Windows 10 has some pretty useful features out of the box, a number of which are delivered through dedicated apps that are preinstalled when you buy a new machine. If you don’t use them though then all they’re doing is taking up space on your hard drive, not to mention cluttering your desktop. We show you how to clear them out in this quick tutorial.
How to uninstall Windows 10 bloatware
Here's the deal: Windows 10 PCs and laptops often arrive with a shed-load all bloatware that manufacturers pre-install - such as trial software, antivirus and unwanted games. This uses up precious disk space and can even slow down your brand new machine. Fortunately Microsoft has got a neat solution for getting rid of it.
The Refresh Windows Tool is a free app that you can download directly from Microsoft. When you run it the tool installs a clean and unencumbered version of Windows 10 onto your machine, removing any apps that are not core to the system. This does mean that it will also delete apps you’ve downloaded yourself, so ensure that you not only backup your data but that you’ve also got the original disks or files for any application you want to keep.
It’s kind of a nuclear option in some ways, although the app can leave all of your personal data alone if you choose that option when you initially launch it. Windows does slow down over time, so using the refresh tool every couple of years is an easy way to keep your system up to snuff, plus the tool is an excellent idea if you’ve just bought or been given a second hand PC.
If you simply want to remove a few programs manually, they can be deleted in the same way as any program. To do this go to the Start Menu and scroll through the application list until you find one you want to remove. Right click on its name and then select the Uninstall option.
How to uninstall Windows 10's built-in apps
The approach above won't remove any of the apps that are actually part of Windows 10, and you won’t see an option to uninstall the app when you right-click on it. For such apps it’s going to take a little more work. It’s not difficult but it will involve using the command line, which while intimidating at first is actually quite straightforward.

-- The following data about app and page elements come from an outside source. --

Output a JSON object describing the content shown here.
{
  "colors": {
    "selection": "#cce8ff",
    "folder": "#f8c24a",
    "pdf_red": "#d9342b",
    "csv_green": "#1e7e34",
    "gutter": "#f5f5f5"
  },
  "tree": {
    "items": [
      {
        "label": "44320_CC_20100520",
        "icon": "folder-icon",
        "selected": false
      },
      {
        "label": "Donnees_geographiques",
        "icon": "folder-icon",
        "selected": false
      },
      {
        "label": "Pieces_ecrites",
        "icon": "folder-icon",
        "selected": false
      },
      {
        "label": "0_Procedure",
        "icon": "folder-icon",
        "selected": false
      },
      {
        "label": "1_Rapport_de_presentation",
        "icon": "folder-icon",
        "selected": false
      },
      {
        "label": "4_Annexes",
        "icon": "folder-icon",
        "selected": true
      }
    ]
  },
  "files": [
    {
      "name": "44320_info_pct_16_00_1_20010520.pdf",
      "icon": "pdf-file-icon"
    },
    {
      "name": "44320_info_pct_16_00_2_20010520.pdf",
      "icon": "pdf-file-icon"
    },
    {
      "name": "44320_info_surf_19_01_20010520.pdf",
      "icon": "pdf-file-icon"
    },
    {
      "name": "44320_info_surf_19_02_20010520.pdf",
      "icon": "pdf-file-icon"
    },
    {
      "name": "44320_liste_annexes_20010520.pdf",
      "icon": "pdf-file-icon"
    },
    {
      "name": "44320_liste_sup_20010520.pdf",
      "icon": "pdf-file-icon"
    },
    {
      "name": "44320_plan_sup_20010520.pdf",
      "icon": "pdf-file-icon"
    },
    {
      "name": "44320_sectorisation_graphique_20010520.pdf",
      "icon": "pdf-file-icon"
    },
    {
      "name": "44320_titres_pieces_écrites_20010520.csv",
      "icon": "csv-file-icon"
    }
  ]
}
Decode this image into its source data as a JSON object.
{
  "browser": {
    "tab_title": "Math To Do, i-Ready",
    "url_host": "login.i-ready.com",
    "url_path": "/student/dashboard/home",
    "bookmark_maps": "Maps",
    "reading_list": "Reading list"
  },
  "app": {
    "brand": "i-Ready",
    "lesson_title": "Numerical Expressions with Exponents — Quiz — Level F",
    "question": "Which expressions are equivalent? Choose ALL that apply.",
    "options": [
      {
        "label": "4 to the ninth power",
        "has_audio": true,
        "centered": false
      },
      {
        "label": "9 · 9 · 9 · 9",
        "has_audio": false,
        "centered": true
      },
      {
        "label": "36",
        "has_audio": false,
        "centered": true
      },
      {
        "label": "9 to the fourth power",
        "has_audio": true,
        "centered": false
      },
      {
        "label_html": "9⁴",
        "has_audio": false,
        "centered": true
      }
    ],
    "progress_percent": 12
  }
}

Open the Start Menu again and type Powershell into the search box. It should appear as Windows PowerShell at the top of the list of results. Right click on it and select the Run as Administrator option. Obviously you’ll either need to logged in as an Administrator account for this to work. (The default user account you created when you first got your computer should be an admin account.)
With the PowerShell window open you can now type in commands to remove the apps in question.
The command you need to use follows this format;
Get-AppxPackage *name of app* | Remove-AppxPackage
So, for example, if you wish to remove the Office Hub app you’d type the following command and press enter;
Get-AppxPackage *officehub* | Remove-AppxPackage
Here’s a list the built-in apps and the names you need to use to delete them;
3D Builder - 3dbuilder
Alarms & Clock - alarms
Calculator - calculator
Calendar & Mail - communicationsapps
Camera - camera
Films & TV - zunevideo
Get Office - officehub
Get Skype - skypeapp
Get Started - getstarted
Groove Music - zunemusic
Maps - maps
Messaging - messaging
Microsoft Solitaire Collection - solitaire
Money - bingfinance
News - bingnews
Onenote - onenote
Photos - photos
Sports - bingsports
Voice recorder - soundrecorder
Weather - bingweather
Xbox - xbox
There are a few apps that can’t be deleted though. These are Cortana, Microsoft Edge, Contact Support, Windows Feedback and, while you can remove the Windows Store, it's not a great idea since you might want it in the future.
So there you go, a simple way to clean up your system and de-clutter your app tray. Now you can either keep it sparse or replace the removed items with ones you might prefer. Check out our guides to the Best Music Players for Windows, Best free or cheap photo editing software, or Best free video editors for inspiration.